• _WHAT TO WORK ON_
If a line of the data below holds the string "with", copy it.

(Items listed in a dataset)
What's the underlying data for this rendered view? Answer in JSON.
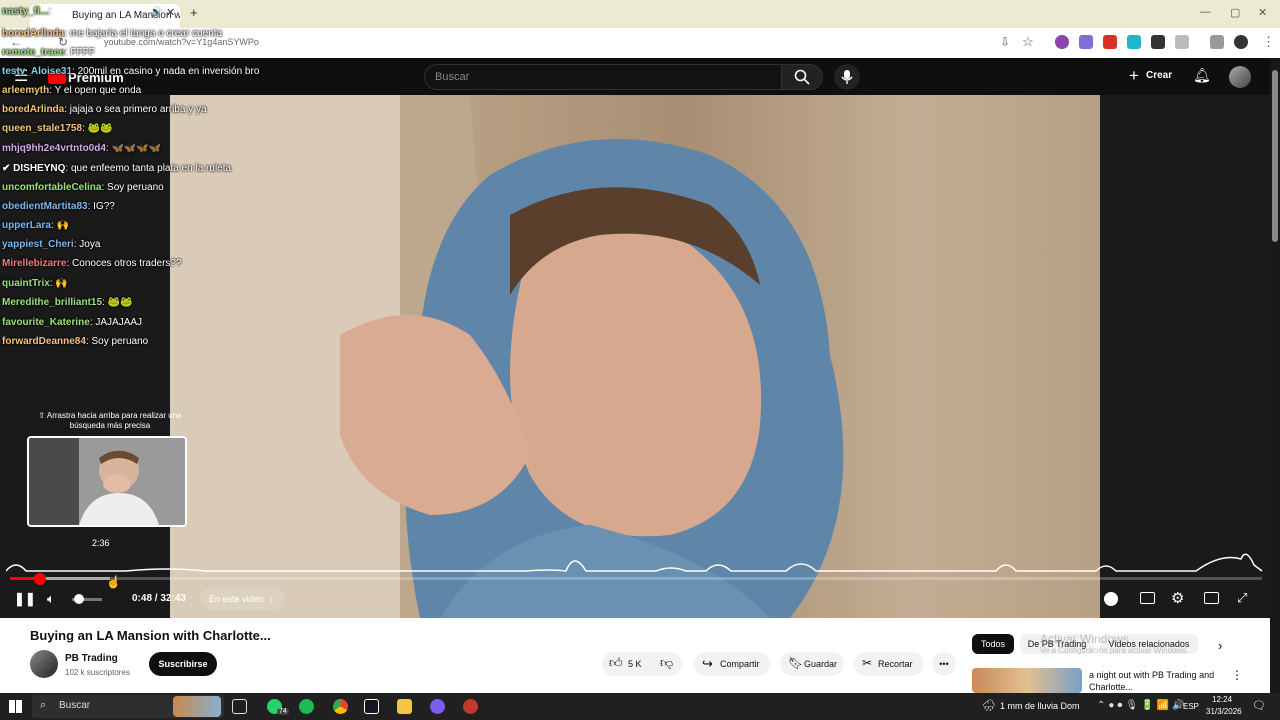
{
  "browser": {
    "tab_title": "Buying an LA Mansion with",
    "url": "youtube.com/watch?v=Y1g4anSYWPo"
  },
  "header": {
    "logo_label": "Premium",
    "search_placeholder": "Buscar",
    "create_label": "Crear"
  },
  "chat": [
    {
      "user": "nasty_fl...",
      "text": "",
      "color": "#9be07a"
    },
    {
      "user": "boredArlinda",
      "text": "me bajaría el tanga o crear cuenta",
      "color": "#f1c27a"
    },
    {
      "user": "remote_trace",
      "text": "FFFF",
      "color": "#9be07a"
    },
    {
      "user": "testy_Aloise31",
      "text": "200mil en casino y nada en inversión bro",
      "color": "#7ad3f1"
    },
    {
      "user": "arleemyth",
      "text": "Y el open que onda",
      "color": "#f1c27a"
    },
    {
      "user": "boredArlinda",
      "text": "jajaja o sea primero arriba y ya",
      "color": "#f1c27a"
    },
    {
      "user": "queen_stale1758",
      "text": "🐸🐸",
      "color": "#f1c27a"
    },
    {
      "user": "mhjq9hh2e4vrtnto0d4",
      "text": "🦋🦋🦋🦋",
      "color": "#d8a8f0"
    },
    {
      "user": "✔ DISHEYNQ",
      "text": "que enfeemo tanta plata en la ruleta",
      "color": "#ffffff"
    },
    {
      "user": "uncomfortableCelina",
      "text": "Soy peruano",
      "color": "#9be07a"
    },
    {
      "user": "obedientMartita83",
      "text": "IG??",
      "color": "#7ab8f1"
    },
    {
      "user": "upperLara",
      "text": "🙌",
      "color": "#7ab8f1"
    },
    {
      "user": "yappiest_Cheri",
      "text": "Joya",
      "color": "#7ab8f1"
    },
    {
      "user": "Mirellebizarre",
      "text": "Conoces otros traders??",
      "color": "#f17a7a"
    },
    {
      "user": "quaintTrix",
      "text": "🙌",
      "color": "#9be07a"
    },
    {
      "user": "Meredithe_brilliant15",
      "text": "🐸🐸",
      "color": "#9be07a"
    },
    {
      "user": "favourite_Katerine",
      "text": "JAJAJAAJ",
      "color": "#9be07a"
    },
    {
      "user": "forwardDeanne84",
      "text": "Soy peruano",
      "color": "#f1c27a"
    }
  ],
  "player": {
    "seek_hint": "⇧ Arrastra hacia arriba para realizar una búsqueda más precisa",
    "preview_time": "2:36",
    "current_time": "0:48",
    "duration": "32:43",
    "time_sep": " / ",
    "chapter_label": "En este video",
    "progress_played": 0.024,
    "progress_buffered": 0.08
  },
  "video_info": {
    "title": "Buying an LA Mansion with Charlotte...",
    "channel": "PB Trading",
    "subscribers": "102 k suscriptores",
    "subscribe_label": "Suscribirse",
    "likes": "5 K",
    "share_label": "Compartir",
    "save_label": "Guardar",
    "clip_label": "Recortar"
  },
  "related": {
    "chips": [
      "Todos",
      "De PB Trading",
      "Videos relacionados"
    ],
    "watermark_line1": "Activar Windows",
    "watermark_line2": "Ve a Configuración para activar Windows.",
    "first_title": "a night out with PB Trading and Charlotte..."
  },
  "taskbar": {
    "search_placeholder": "Buscar",
    "badge": "74",
    "weather": "1 mm de lluvia Dom",
    "lang": "ESP",
    "time": "12:24",
    "date": "31/3/2026"
  },
  "colors": {
    "accent": "#ff0000",
    "yt_bg": "#0f0f0f"
  }
}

• _EXERCISE ANSWER_
    "tab_title": "Buying an LA Mansion with",
    "title": "Buying an LA Mansion with Charlotte...",
    "first_title": "a night out with PB Trading and Charlotte..."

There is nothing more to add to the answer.